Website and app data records
┄┄┄┄┄┄

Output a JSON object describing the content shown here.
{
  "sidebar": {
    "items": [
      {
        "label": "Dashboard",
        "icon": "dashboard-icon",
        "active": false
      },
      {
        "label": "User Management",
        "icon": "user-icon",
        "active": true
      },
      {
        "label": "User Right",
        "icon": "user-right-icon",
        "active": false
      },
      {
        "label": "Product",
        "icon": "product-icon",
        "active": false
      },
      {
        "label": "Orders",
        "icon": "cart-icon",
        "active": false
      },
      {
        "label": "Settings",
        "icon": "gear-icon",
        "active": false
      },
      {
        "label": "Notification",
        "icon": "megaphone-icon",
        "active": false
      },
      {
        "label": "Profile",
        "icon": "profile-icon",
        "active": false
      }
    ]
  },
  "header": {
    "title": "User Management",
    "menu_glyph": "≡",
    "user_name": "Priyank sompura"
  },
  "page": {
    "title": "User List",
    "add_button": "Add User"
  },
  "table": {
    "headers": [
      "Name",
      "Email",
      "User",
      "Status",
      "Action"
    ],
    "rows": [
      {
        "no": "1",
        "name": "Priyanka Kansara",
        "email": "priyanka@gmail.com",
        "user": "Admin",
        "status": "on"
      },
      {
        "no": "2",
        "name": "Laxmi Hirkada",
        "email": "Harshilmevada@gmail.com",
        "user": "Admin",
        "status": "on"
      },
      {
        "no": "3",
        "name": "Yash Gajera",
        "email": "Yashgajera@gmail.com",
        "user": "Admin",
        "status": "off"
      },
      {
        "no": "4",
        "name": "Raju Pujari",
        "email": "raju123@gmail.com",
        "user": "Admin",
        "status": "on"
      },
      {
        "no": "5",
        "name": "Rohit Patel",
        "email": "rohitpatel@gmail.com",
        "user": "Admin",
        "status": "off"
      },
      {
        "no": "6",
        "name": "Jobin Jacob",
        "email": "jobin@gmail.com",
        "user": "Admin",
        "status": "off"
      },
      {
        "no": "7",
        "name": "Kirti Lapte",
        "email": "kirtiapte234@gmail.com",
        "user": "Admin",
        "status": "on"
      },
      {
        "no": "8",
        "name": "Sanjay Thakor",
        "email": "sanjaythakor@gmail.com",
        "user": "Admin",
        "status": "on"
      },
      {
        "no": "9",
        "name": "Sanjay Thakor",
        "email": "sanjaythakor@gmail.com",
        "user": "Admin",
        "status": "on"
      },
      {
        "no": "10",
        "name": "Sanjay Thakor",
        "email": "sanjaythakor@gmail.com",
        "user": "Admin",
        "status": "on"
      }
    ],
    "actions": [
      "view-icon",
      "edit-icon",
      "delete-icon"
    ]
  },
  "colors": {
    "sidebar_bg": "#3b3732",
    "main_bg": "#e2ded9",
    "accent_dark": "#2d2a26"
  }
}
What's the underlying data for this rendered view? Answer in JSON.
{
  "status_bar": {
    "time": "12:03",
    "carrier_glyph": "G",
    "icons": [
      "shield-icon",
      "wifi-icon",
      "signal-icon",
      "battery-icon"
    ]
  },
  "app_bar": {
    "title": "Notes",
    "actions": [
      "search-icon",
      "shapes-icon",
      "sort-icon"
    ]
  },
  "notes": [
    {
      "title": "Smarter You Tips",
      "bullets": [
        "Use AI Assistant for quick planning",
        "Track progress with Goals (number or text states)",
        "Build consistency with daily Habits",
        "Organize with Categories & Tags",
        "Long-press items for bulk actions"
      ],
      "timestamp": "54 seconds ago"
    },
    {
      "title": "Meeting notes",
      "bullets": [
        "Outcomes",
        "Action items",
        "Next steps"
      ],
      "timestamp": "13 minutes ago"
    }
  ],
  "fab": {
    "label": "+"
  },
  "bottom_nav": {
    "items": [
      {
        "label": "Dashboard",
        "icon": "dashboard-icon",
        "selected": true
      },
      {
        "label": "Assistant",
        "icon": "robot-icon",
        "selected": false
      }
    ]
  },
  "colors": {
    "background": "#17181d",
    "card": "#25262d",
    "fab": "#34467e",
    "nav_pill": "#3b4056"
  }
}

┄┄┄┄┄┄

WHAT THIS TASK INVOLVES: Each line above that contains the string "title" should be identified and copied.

RESULT OF THIS EXERCISE:
    "title": "User Management",
    "title": "User List",
    "title": "Notes",
      "title": "Smarter You Tips",
      "title": "Meeting notes",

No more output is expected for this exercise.